Nearly three dozen area school superintendents called on Gov. Kathy Hochul to chart an exit strategy regarding the requirement for students to wear face masks as the pandemic reaches two years.
The 31 area school chiefs urged Hochul and New York Department of Health Commissioner Mary T. Bassett to work with school leaders on a “Pathway To Normalcy” for New York students.
The joint letter, dated Thursday, was signed by superintendents in Saratoga, Washington, Warren, Hamilton, and Essex counties, from a Saratoga Springs-based BOCES.
It asked the state to consider working with school leaders to develop a pathway to normalcy that consists of a roadmap on masking and promoting extracurricular activities that “see the whole student.”
“While we all understand the need for masking during high rates of transmission, providing specific metrics for when this requirement can be optional as transmission rates decrease or vaccination rates reach a certain threshold is essential to maintaining our focus on teaching and learning,” the letter read.

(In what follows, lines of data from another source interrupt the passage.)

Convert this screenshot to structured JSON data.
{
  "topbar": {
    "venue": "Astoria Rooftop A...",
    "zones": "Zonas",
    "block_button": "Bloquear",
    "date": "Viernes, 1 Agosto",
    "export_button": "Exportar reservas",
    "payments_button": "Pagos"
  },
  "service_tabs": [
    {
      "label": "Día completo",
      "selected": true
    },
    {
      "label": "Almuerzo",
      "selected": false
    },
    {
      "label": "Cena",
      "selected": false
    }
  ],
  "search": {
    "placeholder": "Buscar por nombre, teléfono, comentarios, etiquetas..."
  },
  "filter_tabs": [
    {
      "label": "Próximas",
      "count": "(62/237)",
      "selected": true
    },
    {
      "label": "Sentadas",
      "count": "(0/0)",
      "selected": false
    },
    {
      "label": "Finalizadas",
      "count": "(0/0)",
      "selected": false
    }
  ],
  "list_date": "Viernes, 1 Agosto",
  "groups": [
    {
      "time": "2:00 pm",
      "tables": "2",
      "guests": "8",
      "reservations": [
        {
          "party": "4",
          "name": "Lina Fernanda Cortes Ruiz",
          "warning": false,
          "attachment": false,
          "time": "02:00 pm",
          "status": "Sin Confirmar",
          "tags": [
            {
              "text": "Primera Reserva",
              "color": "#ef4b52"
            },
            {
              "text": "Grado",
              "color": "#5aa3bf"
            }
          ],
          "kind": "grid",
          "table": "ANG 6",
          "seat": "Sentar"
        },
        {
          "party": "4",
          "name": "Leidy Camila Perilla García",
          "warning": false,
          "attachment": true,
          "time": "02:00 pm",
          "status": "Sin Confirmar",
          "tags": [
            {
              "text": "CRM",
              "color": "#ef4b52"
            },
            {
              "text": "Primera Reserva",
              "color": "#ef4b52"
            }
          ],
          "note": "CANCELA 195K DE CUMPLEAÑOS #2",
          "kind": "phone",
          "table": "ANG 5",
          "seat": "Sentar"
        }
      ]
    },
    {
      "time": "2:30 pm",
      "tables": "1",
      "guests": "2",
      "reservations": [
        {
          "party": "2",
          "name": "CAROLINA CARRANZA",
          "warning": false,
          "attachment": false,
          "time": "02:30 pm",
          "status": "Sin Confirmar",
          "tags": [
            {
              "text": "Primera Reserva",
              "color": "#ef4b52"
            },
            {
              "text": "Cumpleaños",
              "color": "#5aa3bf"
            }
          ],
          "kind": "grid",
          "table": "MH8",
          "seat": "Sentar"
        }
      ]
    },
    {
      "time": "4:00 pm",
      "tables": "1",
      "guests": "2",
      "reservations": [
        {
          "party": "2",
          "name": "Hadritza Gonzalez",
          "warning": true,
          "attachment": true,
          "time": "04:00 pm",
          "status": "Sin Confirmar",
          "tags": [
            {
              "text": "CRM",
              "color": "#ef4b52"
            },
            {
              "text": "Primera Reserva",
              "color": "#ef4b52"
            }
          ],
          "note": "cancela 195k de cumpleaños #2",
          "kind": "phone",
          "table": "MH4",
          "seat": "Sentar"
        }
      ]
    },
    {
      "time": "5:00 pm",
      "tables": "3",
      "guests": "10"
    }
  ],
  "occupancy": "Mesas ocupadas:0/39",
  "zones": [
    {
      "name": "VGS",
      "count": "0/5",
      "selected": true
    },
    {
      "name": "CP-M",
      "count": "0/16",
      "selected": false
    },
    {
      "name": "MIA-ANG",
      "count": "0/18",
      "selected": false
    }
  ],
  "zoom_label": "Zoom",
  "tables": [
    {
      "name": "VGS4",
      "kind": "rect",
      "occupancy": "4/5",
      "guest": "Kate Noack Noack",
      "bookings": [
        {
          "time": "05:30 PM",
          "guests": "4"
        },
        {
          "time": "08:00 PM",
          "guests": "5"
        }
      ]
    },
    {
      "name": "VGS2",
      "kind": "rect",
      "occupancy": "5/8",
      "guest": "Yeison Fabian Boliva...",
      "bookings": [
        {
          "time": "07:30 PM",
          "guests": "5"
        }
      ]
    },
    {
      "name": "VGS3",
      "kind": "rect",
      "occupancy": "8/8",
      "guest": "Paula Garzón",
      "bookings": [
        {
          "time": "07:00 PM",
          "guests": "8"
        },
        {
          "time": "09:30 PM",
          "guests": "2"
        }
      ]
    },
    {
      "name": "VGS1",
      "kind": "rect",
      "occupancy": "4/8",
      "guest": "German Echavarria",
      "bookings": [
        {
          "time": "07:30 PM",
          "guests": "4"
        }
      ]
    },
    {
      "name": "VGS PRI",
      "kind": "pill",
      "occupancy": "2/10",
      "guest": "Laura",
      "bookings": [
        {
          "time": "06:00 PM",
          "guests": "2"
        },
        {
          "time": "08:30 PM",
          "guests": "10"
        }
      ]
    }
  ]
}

The superintendents said current guidelines were challenging participation in afterschool and extracurricular activities, essential components of education that are more important than ever during the pandemic.
“We support and advocate vaccination efforts within our communities, however, there is a disconnect of logic between school day events [e.g., PE class, student group work] and afterschool events [e.g., chess club and athletics], which makes it very difficult to explain to our parents and caregivers,” the letter said.
Mechanicville City School District Superintendent Bruce Potter said it has reached the point that families can decide if they want to wear masks.
That’s because of the availability of rapid COVID tests, along with systems in place that have districts partnering with families to have their children stay home and get tested when they’re developing symptoms and not feeling well, he said.
“We understand the science behind mask-wearing as a strong mitigation strategy, especially in schools,” Potter said in an interview Friday.
“But when the mask mandate went out in August, it was just, ‘everyone in schools wear masks,’ and there was no until or about or why or how,” he said. “We need a path to normalcy because we know so much more now.”
The state has to have a plan to remove masks, Potter said, and “it can’t be snuck up on us because of a court ruling on Long Island.”
After a day of confusion, face masks were back in schools across the state Wednesday, after an appeals judge restored New York’s mask order the previous day.
On Monday, a judge in a lower court ruled that Hochul’s administration lacked the authority to mandate that people wear masks while indoors during the COVID-19 pandemic.
The pandemic began in March 2020, forcing schools to conduct classes remotely throughout the following school year. Districts throughout the state returned to in-person learning in fall 2021, with all students and school personnel wearing face masks.
Potter pointed out that contact tracing is no longer being conducted, and as a result, there’s no longer a need for students to quarantine after having been in proximity to people who tested positive for the virus.
“We have very little spread in schools,” he said. “We need to know, based on some sound reasoning, as to when should mask-wearing become optional or family choice?”
Students’ social-emotional wellbeing is off-kilter when schools are not normal, and it’s time for the state to get students back to a normal school experience that does not include wearing masks, Potter said.
“What does that transition look like? Because it’s wear masks, wear masks, wear masks and then all of a sudden you don’t have to,” he said. “So that information — that messaging — is really confusing to our families.”
The court developments caused confusion in Saratoga Springs, where a Facebook group Moving Saratoga Forward criticized a teacher at Caroline Street Elementary School who had given a student a mask to wear.
The school then received phone calls that prompted a police response.
“It doesn’t matter what side you’re on — once a message is out without explanation or clarity — that’s the only message they hear and that is not the fault of the recipient,” the Mechanicville official said. “Because you tell somebody something and that’s true for now. So across the state, you had a lot of families thinking that this was all over.”
Having said all that, Potter said it’s better to have to wear masks than revert to remote learning, which he said: “was not a good viable option for the majority of our children.”
Contact reporter Brian Lee at [email protected] or (518) 419-9766.